I wonder if it's the peanut butter that causes dryness? Or the combination of peanut butter and chocolate? I know I must have gone through countless chocolate cake recipes before finding "the one" that's always moist.

Anybody have a cake with peanut butter in the batter turn out well?

Middydd
01-18-2004, 12:09 PM
[i]Originally posted by valchemist
any chance that it was just in the oven a bit too long?

also, just wondering, where did the recipe come from? Ghirardelli, I guess? [/B]

Valchemist, I think it probably was baked too long. Only thing is, the light batter was pretty much right on whereas the chocolate batter was way too dry. I think if you baked it a shorter time you might end up with the light batter gummy.

I've noticed this problem before with marbled cakes.

I'd tinker with the baking time if the taste was better but...

I know my oven is right on because I have two thermometers in there. Just wondering if I should have reduced the temperature to 325 because I used a dark pan. What do you think? Do you reduce the temperature routinely for dark pans?

I don't think the recipe came from Ghirardelli, the chips are specified in a hand written note on the photocopy. Where it did come from I can't recall. It's been in the "queue" for quite some time.

valchemist
01-18-2004, 12:16 PM
interesting about the marbled cakes and how each batter might require a different time. never thought about that. I have never adjusted the temperature for a dark pan, but I don't know if that would make a difference or not. perhaps.

claire797
01-18-2004, 12:40 PM
I think you should try making the cake again at 325.

I haven't made a scratch bundt pan in a while, but I did make a cake mix based lemon pound cake and the directions on the the Duncan Hines box said to reduce the temperature to 325 if using dark pans. I wouldn't have known to do this had the box not specifically instructed.

I guess the same rule applies to scratch cakes.

Actually, I just checked Baking911 and it does.

http://www.baking911.com/cakes_bundt.htm

Check out paragraph #4. Make sure you have some Visine handy, because this page is an eyesore. Can't wait until they revamp this site! I love it and hate it.

Middydd
01-18-2004, 12:55 PM
Originally posted by claire797
[

http://www.baking911.com/cakes_bundt.htm

Check out paragraph #4. Make sure you have some Visine handy, because this page is an eyesore. Can't wait until they revamp this site! I love it and hate it. [/B]

Isn't that the truth!! Good information, though. Thanks for posting that link, I'd never come across the steam method for getting cakes out of Bundt pans.

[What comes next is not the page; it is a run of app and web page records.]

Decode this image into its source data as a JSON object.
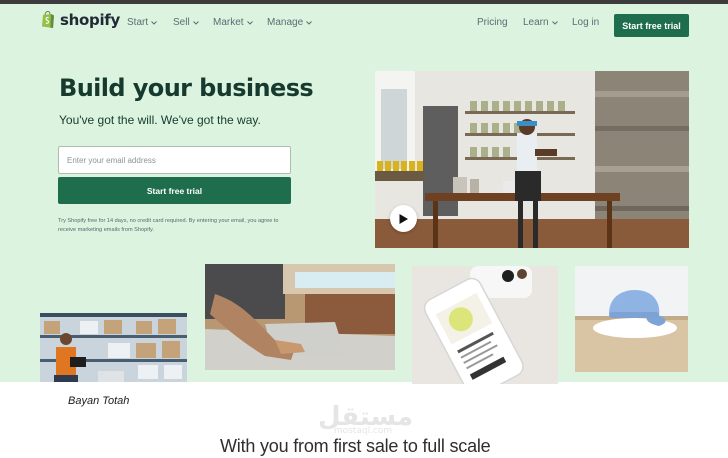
{
  "nav": {
    "brand": "shopify",
    "start": "Start",
    "sell": "Sell",
    "market": "Market",
    "manage": "Manage",
    "pricing": "Pricing",
    "learn": "Learn",
    "login": "Log in",
    "cta": "Start free trial"
  },
  "hero": {
    "headline": "Build your business",
    "subline": "You've got the will. We've got the way.",
    "email_placeholder": "Enter your email address",
    "cta": "Start free trial",
    "disclaimer": "Try Shopify free for 14 days, no credit card required. By entering your email, you agree to receive marketing emails from Shopify."
  },
  "caption": "Bayan Totah",
  "watermark": {
    "arabic": "مستقل",
    "latin": "mostaql.com"
  },
  "tagline": "With you from first sale to full scale",
  "colors": {
    "hero_bg": "#dcf3e0",
    "brand_green": "#1e6e4e",
    "headline": "#173a2f",
    "logo_green": "#95bf47"
  }
}
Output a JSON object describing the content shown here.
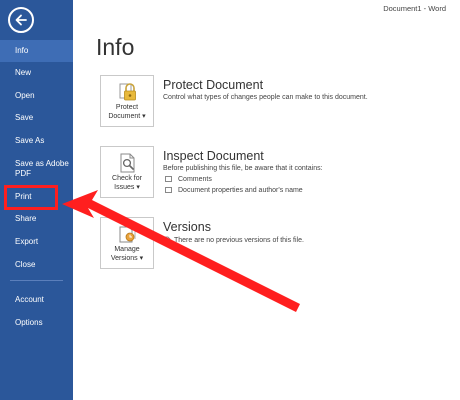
{
  "window": {
    "title": "Document1 - Word"
  },
  "sidebar": {
    "items": [
      {
        "label": "Info"
      },
      {
        "label": "New"
      },
      {
        "label": "Open"
      },
      {
        "label": "Save"
      },
      {
        "label": "Save As"
      },
      {
        "label": "Save as Adobe PDF"
      },
      {
        "label": "Print"
      },
      {
        "label": "Share"
      },
      {
        "label": "Export"
      },
      {
        "label": "Close"
      },
      {
        "label": "Account"
      },
      {
        "label": "Options"
      }
    ]
  },
  "main": {
    "title": "Info",
    "protect": {
      "button_line1": "Protect",
      "button_line2": "Document",
      "title": "Protect Document",
      "desc": "Control what types of changes people can make to this document."
    },
    "inspect": {
      "button_line1": "Check for",
      "button_line2": "Issues",
      "title": "Inspect Document",
      "desc": "Before publishing this file, be aware that it contains:",
      "bullets": [
        "Comments",
        "Document properties and author's name"
      ]
    },
    "versions": {
      "button_line1": "Manage",
      "button_line2": "Versions",
      "title": "Versions",
      "desc": "There are no previous versions of this file."
    }
  },
  "colors": {
    "sidebar": "#2b579a",
    "sidebar_selected": "#3e6db5",
    "annotation": "#ff1f1f"
  },
  "icons": [
    "back-arrow-icon",
    "lock-icon",
    "inspect-document-icon",
    "versions-icon"
  ]
}
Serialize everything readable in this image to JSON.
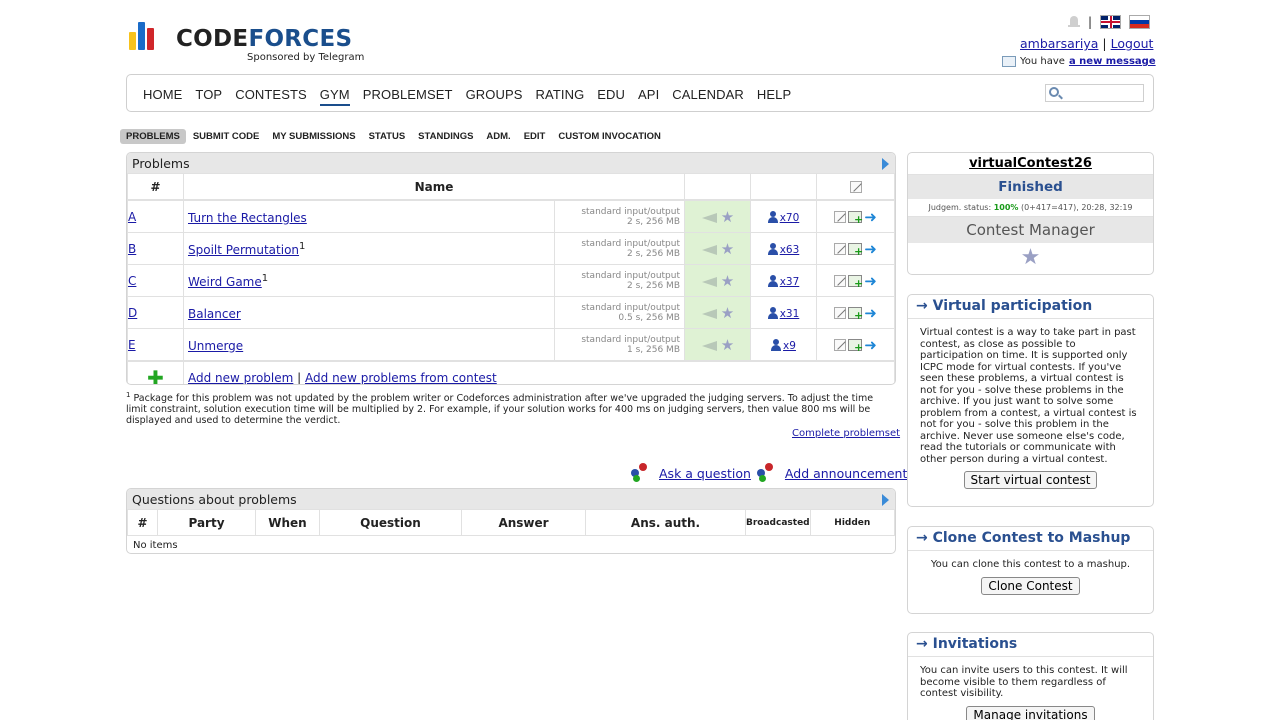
{
  "header": {
    "logo_text_code": "CODE",
    "logo_text_forces": "FORCES",
    "logo_sub": "Sponsored by Telegram",
    "username": "ambarsariya",
    "logout": "Logout",
    "message_prefix": "You have",
    "message_link": "a new message",
    "separator": "|"
  },
  "menu": {
    "items": [
      "HOME",
      "TOP",
      "CONTESTS",
      "GYM",
      "PROBLEMSET",
      "GROUPS",
      "RATING",
      "EDU",
      "API",
      "CALENDAR",
      "HELP"
    ],
    "active": "GYM"
  },
  "submenu": {
    "items": [
      "PROBLEMS",
      "SUBMIT CODE",
      "MY SUBMISSIONS",
      "STATUS",
      "STANDINGS",
      "ADM.",
      "EDIT",
      "CUSTOM INVOCATION"
    ],
    "active": "PROBLEMS"
  },
  "problems": {
    "title": "Problems",
    "col_index": "#",
    "col_name": "Name",
    "rows": [
      {
        "index": "A",
        "name": "Turn the Rectangles",
        "sup": "",
        "io": "standard input/output",
        "limits": "2 s, 256 MB",
        "solved": "x70"
      },
      {
        "index": "B",
        "name": "Spoilt Permutation",
        "sup": "1",
        "io": "standard input/output",
        "limits": "2 s, 256 MB",
        "solved": "x63"
      },
      {
        "index": "C",
        "name": "Weird Game",
        "sup": "1",
        "io": "standard input/output",
        "limits": "2 s, 256 MB",
        "solved": "x37"
      },
      {
        "index": "D",
        "name": "Balancer",
        "sup": "",
        "io": "standard input/output",
        "limits": "0.5 s, 256 MB",
        "solved": "x31"
      },
      {
        "index": "E",
        "name": "Unmerge",
        "sup": "",
        "io": "standard input/output",
        "limits": "1 s, 256 MB",
        "solved": "x9"
      }
    ],
    "add_problem": "Add new problem",
    "add_from_contest": "Add new problems from contest",
    "footnote_mark": "1",
    "footnote": "Package for this problem was not updated by the problem writer or Codeforces administration after we've upgraded the judging servers. To adjust the time limit constraint, solution execution time will be multiplied by 2. For example, if your solution works for 400 ms on judging servers, then value 800 ms will be displayed and used to determine the verdict.",
    "complete_problemset": "Complete problemset"
  },
  "actions": {
    "ask": "Ask a question",
    "announce": "Add announcement"
  },
  "questions": {
    "title": "Questions about problems",
    "columns": [
      "#",
      "Party",
      "When",
      "Question",
      "Answer",
      "Ans. auth.",
      "Broadcasted",
      "Hidden"
    ],
    "empty": "No items"
  },
  "contest": {
    "name": "virtualContest26",
    "status": "Finished",
    "judgem_label": "Judgem. status:",
    "judgem_percent": "100%",
    "judgem_rest": "(0+417=417), 20:28, 32:19",
    "manager": "Contest Manager"
  },
  "virtual": {
    "title": "→ Virtual participation",
    "text": "Virtual contest is a way to take part in past contest, as close as possible to participation on time. It is supported only ICPC mode for virtual contests. If you've seen these problems, a virtual contest is not for you - solve these problems in the archive. If you just want to solve some problem from a contest, a virtual contest is not for you - solve this problem in the archive. Never use someone else's code, read the tutorials or communicate with other person during a virtual contest.",
    "button": "Start virtual contest"
  },
  "clone": {
    "title": "→ Clone Contest to Mashup",
    "text": "You can clone this contest to a mashup.",
    "button": "Clone Contest"
  },
  "invitations": {
    "title": "→ Invitations",
    "text": "You can invite users to this contest. It will become visible to them regardless of contest visibility.",
    "button": "Manage invitations"
  }
}
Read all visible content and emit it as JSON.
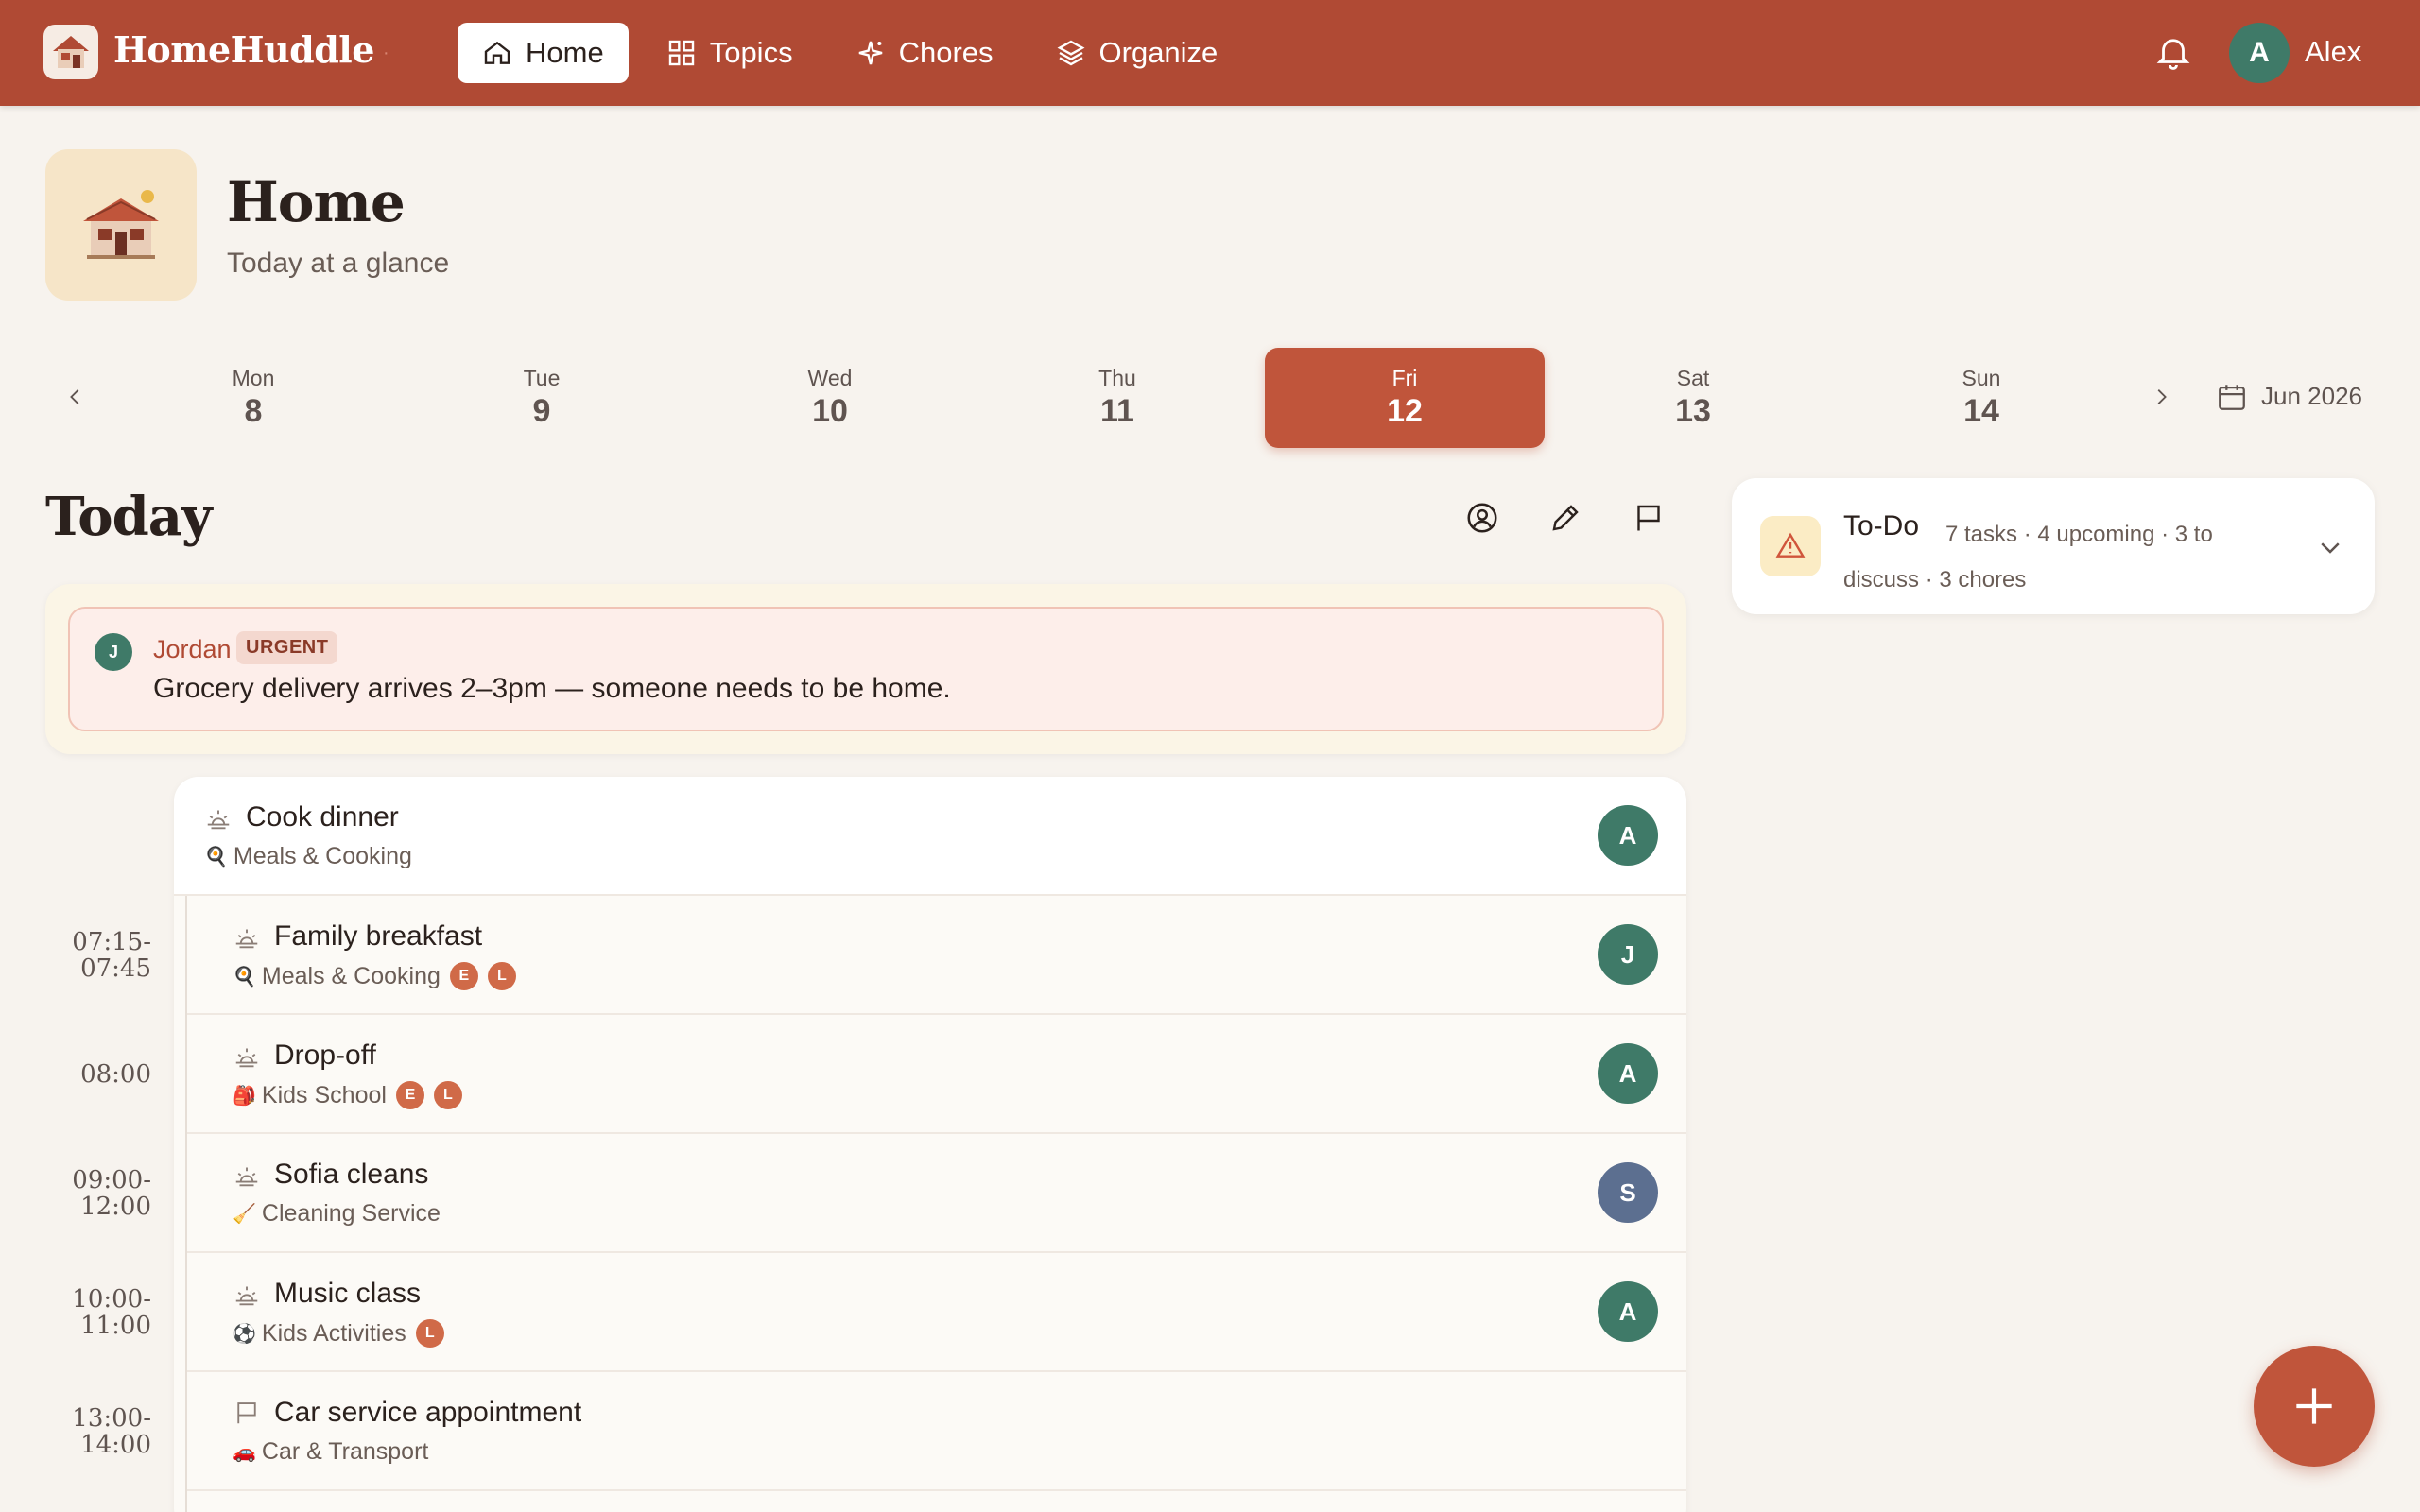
{
  "app": {
    "brand": "HomeHuddle",
    "user_initial": "A",
    "user_name": "Alex"
  },
  "nav": [
    {
      "label": "Home",
      "icon": "home-icon",
      "active": true
    },
    {
      "label": "Topics",
      "icon": "grid-icon"
    },
    {
      "label": "Chores",
      "icon": "sparkle-icon"
    },
    {
      "label": "Organize",
      "icon": "layers-icon"
    }
  ],
  "header": {
    "title": "Home",
    "subtitle": "Today at a glance"
  },
  "week": {
    "days": [
      {
        "name": "Mon",
        "num": "8"
      },
      {
        "name": "Tue",
        "num": "9"
      },
      {
        "name": "Wed",
        "num": "10"
      },
      {
        "name": "Thu",
        "num": "11"
      },
      {
        "name": "Fri",
        "num": "12",
        "active": true
      },
      {
        "name": "Sat",
        "num": "13"
      },
      {
        "name": "Sun",
        "num": "14"
      }
    ],
    "month": "Jun 2026"
  },
  "today": {
    "title": "Today",
    "urgent": {
      "initial": "J",
      "name": "Jordan",
      "badge": "URGENT",
      "text": "Grocery delivery arrives 2–3pm — someone needs to be home."
    }
  },
  "todo": {
    "title": "To-Do",
    "desc": "7 tasks · 4 upcoming · 3 to discuss · 3 chores"
  },
  "events": [
    {
      "time": "",
      "title": "Cook dinner",
      "topic": "Meals & Cooking",
      "topic_emoji": "🍳",
      "chips": [],
      "assignee": "A",
      "assignee_color": "#3f7a68",
      "kind": "sunrise-icon"
    },
    {
      "time": "07:15-\n07:45",
      "title": "Family breakfast",
      "topic": "Meals & Cooking",
      "topic_emoji": "🍳",
      "chips": [
        "E",
        "L"
      ],
      "assignee": "J",
      "assignee_color": "#3f7a68",
      "kind": "sunrise-icon"
    },
    {
      "time": "08:00",
      "title": "Drop-off",
      "topic": "Kids School",
      "topic_emoji": "🎒",
      "chips": [
        "E",
        "L"
      ],
      "assignee": "A",
      "assignee_color": "#3f7a68",
      "kind": "sunrise-icon"
    },
    {
      "time": "09:00-\n12:00",
      "title": "Sofia cleans",
      "topic": "Cleaning Service",
      "topic_emoji": "🧹",
      "chips": [],
      "assignee": "S",
      "assignee_color": "#5c6f90",
      "kind": "sunrise-icon"
    },
    {
      "time": "10:00-\n11:00",
      "title": "Music class",
      "topic": "Kids Activities",
      "topic_emoji": "⚽",
      "chips": [
        "L"
      ],
      "assignee": "A",
      "assignee_color": "#3f7a68",
      "kind": "sunrise-icon"
    },
    {
      "time": "13:00-\n14:00",
      "title": "Car service appointment",
      "topic": "Car & Transport",
      "topic_emoji": "🚗",
      "chips": [],
      "assignee": "",
      "assignee_color": "",
      "kind": "flag-icon"
    }
  ],
  "colors": {
    "accent": "#b04a34",
    "active_day": "#c0553b",
    "avatar_green": "#3f7a68",
    "avatar_slate": "#5c6f90",
    "chip": "#d06a48"
  }
}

Every hint to get a perfect release comes in handy.

Can you find the information for converting to Mini-Bundts? I click on the link specified but can't figure out where it talks about the mini pans. It's a link within a red box and a picture of the mini-Bundt pan.

claire797
01-18-2004, 01:00 PM
I found the link, but the site is so painful to read that I just stopped. I need to go take some Advil.